Exercise brief:
Take each line of the data that contains the string "this" and copy it.

Component data from apps and pages:
[Start of section]

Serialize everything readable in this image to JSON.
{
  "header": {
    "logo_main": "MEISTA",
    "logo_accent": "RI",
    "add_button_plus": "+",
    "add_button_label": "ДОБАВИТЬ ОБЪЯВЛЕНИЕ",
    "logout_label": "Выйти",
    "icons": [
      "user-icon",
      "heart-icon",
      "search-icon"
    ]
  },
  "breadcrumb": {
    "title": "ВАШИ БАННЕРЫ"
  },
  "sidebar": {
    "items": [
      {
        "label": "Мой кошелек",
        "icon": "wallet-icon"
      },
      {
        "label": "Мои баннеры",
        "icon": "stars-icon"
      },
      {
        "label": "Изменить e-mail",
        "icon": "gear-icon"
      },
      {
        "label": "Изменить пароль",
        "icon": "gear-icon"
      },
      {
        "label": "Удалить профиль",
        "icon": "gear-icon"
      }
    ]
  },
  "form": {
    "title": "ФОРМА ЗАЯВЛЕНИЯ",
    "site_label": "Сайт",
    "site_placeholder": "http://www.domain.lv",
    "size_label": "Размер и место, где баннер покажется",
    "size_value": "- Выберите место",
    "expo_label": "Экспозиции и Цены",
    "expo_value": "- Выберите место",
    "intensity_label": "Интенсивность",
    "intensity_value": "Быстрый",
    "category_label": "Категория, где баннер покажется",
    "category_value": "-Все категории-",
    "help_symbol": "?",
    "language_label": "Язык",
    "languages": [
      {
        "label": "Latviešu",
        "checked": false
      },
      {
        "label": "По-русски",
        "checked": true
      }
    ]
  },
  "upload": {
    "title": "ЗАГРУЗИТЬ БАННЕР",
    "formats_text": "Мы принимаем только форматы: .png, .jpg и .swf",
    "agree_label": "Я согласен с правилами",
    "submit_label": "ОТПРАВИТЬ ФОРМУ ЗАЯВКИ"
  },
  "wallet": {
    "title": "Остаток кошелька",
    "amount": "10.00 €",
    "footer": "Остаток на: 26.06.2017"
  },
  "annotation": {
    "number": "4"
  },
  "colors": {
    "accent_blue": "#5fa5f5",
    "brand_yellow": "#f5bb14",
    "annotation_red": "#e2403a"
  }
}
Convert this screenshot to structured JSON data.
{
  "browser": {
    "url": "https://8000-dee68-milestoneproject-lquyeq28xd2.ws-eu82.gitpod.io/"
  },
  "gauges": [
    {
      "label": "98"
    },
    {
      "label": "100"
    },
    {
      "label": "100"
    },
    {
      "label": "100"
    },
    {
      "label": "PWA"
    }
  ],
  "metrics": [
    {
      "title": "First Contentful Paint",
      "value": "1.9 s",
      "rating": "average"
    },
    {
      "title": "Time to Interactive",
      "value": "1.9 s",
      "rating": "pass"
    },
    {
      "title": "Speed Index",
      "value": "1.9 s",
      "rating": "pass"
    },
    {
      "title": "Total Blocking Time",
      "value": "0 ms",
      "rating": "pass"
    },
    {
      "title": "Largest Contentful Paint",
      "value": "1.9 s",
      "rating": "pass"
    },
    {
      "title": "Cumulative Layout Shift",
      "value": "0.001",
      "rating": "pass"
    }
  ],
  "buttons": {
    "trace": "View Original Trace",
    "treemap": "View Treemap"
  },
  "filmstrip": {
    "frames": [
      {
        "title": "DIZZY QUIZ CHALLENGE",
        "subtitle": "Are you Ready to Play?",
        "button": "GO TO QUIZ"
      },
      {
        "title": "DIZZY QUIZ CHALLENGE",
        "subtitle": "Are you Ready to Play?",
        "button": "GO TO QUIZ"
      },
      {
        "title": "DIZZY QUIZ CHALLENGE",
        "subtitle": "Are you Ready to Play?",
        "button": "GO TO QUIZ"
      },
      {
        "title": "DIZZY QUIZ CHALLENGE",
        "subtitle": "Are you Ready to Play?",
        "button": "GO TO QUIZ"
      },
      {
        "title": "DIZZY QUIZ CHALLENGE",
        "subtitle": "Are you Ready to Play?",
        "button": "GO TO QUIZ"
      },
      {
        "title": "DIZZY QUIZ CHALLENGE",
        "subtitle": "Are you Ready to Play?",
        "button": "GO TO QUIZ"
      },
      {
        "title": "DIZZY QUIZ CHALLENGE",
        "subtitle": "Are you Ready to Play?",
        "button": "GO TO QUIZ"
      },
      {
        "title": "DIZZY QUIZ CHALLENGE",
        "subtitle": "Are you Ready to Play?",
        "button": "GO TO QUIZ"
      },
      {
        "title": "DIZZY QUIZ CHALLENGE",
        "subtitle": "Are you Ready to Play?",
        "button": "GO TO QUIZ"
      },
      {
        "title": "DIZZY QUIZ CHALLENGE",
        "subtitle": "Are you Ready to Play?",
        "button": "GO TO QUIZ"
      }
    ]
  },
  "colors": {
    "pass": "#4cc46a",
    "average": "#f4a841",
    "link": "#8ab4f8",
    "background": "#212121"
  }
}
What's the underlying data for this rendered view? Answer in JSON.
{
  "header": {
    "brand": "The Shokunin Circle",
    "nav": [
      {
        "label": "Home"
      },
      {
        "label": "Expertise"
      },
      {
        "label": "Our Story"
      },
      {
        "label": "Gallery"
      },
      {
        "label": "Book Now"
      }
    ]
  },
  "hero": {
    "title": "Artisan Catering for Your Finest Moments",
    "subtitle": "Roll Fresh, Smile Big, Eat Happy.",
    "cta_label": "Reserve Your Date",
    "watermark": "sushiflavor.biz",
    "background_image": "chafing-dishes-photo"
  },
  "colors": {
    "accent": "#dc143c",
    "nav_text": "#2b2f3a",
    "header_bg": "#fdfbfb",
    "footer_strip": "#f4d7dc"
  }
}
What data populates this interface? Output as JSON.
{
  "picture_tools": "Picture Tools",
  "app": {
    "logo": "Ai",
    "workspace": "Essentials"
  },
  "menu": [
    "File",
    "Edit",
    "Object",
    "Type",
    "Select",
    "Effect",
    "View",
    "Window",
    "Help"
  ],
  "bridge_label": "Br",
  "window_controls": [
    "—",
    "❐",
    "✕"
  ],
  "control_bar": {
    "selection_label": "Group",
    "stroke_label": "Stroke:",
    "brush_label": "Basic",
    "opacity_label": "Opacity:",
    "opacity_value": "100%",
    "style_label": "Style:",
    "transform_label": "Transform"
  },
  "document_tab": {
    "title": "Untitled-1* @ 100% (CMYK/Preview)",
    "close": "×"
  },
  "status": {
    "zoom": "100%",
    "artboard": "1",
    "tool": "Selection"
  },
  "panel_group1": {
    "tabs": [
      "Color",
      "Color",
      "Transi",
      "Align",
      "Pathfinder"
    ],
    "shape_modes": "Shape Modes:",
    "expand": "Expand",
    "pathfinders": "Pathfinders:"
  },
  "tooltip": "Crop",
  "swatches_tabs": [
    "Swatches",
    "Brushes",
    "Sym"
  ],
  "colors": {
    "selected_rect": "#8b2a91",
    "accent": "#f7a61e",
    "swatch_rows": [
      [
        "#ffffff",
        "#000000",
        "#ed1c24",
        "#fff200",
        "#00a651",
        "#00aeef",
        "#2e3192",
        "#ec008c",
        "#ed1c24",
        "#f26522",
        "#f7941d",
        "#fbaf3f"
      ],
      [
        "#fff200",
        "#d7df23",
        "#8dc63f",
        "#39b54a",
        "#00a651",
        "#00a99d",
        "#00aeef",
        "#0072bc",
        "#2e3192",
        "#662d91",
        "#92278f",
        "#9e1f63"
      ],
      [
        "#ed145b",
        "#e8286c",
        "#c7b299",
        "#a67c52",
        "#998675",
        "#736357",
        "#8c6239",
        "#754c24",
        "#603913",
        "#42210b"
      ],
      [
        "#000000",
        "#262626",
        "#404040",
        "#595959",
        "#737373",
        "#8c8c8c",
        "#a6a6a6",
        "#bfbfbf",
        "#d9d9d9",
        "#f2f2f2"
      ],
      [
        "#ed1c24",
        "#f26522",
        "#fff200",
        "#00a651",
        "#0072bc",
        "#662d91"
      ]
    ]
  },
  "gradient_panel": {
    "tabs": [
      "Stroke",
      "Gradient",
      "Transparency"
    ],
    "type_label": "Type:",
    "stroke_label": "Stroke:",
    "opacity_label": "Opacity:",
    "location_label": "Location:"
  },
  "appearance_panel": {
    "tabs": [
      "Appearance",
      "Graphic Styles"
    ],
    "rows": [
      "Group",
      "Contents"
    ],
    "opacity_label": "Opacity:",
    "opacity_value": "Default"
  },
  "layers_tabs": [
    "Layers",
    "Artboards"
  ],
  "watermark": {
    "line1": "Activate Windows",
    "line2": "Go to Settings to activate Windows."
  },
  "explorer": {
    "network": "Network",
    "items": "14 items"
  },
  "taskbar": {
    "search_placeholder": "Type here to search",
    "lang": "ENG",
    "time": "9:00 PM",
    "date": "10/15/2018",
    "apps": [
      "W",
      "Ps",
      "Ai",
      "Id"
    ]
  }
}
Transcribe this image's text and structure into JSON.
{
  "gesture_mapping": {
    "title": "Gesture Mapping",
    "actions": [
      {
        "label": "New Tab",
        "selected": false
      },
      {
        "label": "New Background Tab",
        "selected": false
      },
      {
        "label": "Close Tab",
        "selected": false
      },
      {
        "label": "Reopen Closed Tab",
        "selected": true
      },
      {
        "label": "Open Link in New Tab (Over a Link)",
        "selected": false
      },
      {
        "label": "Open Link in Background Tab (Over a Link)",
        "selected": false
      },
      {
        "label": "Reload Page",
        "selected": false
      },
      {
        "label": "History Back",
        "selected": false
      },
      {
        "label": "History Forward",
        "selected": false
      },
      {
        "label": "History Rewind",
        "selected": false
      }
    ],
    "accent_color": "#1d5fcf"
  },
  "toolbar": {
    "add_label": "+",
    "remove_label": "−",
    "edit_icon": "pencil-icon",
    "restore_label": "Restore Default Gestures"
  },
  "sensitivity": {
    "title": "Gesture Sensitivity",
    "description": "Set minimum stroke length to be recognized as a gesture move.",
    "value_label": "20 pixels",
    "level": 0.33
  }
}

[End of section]

Exercise answer:
Serialize everything readable in this image to JSON.
Convert this screenshot to structured JSON data.
What's the underlying data for this rendered view? Answer in JSON.
What data populates this interface? Output as JSON.
Transcribe this image's text and structure into JSON.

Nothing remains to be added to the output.